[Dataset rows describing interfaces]
####
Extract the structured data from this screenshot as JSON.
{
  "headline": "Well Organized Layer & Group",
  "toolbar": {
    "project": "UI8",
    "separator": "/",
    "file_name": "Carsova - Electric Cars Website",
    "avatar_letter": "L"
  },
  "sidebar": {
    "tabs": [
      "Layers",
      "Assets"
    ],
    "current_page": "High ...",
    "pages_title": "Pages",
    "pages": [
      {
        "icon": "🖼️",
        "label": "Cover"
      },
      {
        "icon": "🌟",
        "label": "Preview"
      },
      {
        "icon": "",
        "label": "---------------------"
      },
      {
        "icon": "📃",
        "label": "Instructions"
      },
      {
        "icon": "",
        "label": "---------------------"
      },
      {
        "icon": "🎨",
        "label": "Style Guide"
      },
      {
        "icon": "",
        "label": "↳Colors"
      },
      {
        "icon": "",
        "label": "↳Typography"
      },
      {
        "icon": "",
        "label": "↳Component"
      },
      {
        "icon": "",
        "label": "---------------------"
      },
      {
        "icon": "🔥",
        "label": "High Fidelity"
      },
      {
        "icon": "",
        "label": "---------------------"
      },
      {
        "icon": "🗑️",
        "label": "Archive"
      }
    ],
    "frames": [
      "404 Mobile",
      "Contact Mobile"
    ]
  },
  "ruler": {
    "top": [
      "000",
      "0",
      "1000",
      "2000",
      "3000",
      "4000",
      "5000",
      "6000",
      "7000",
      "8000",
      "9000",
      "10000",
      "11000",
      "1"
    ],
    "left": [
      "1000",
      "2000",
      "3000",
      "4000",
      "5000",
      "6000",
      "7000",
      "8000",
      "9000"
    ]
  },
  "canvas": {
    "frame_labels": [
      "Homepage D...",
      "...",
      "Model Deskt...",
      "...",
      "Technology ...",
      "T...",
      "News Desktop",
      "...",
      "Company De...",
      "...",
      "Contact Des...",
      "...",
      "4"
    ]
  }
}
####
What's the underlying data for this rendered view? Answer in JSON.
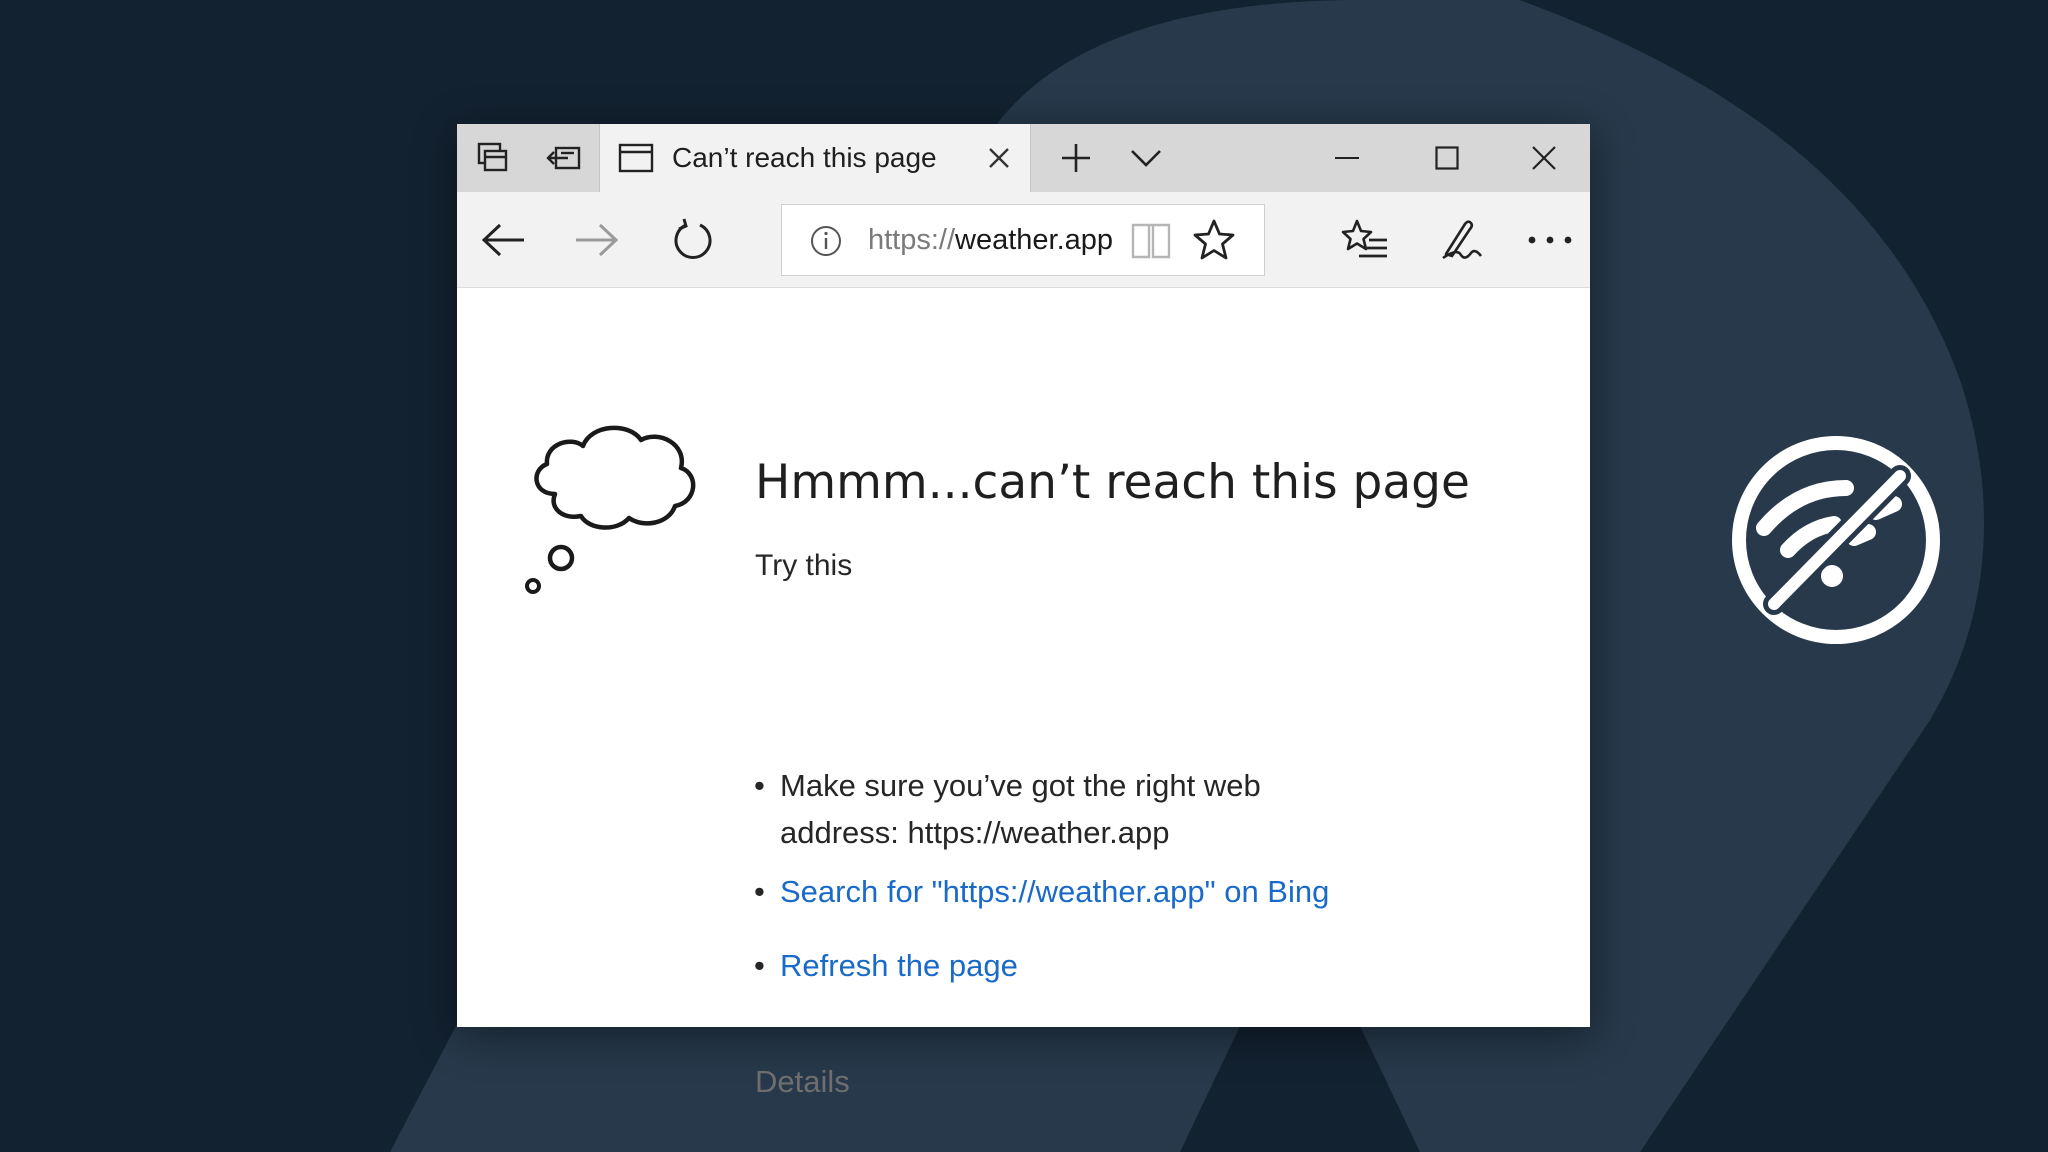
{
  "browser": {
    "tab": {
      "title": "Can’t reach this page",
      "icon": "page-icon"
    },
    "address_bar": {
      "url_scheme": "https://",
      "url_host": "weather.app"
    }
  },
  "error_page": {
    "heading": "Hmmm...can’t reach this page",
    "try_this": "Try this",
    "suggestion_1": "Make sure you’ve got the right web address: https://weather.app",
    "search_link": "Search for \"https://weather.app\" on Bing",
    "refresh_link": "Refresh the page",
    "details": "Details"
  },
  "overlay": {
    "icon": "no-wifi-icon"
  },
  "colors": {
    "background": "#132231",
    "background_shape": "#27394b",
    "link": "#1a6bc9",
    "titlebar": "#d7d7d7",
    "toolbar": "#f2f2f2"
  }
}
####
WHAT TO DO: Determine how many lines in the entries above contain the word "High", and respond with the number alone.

ANSWER: 2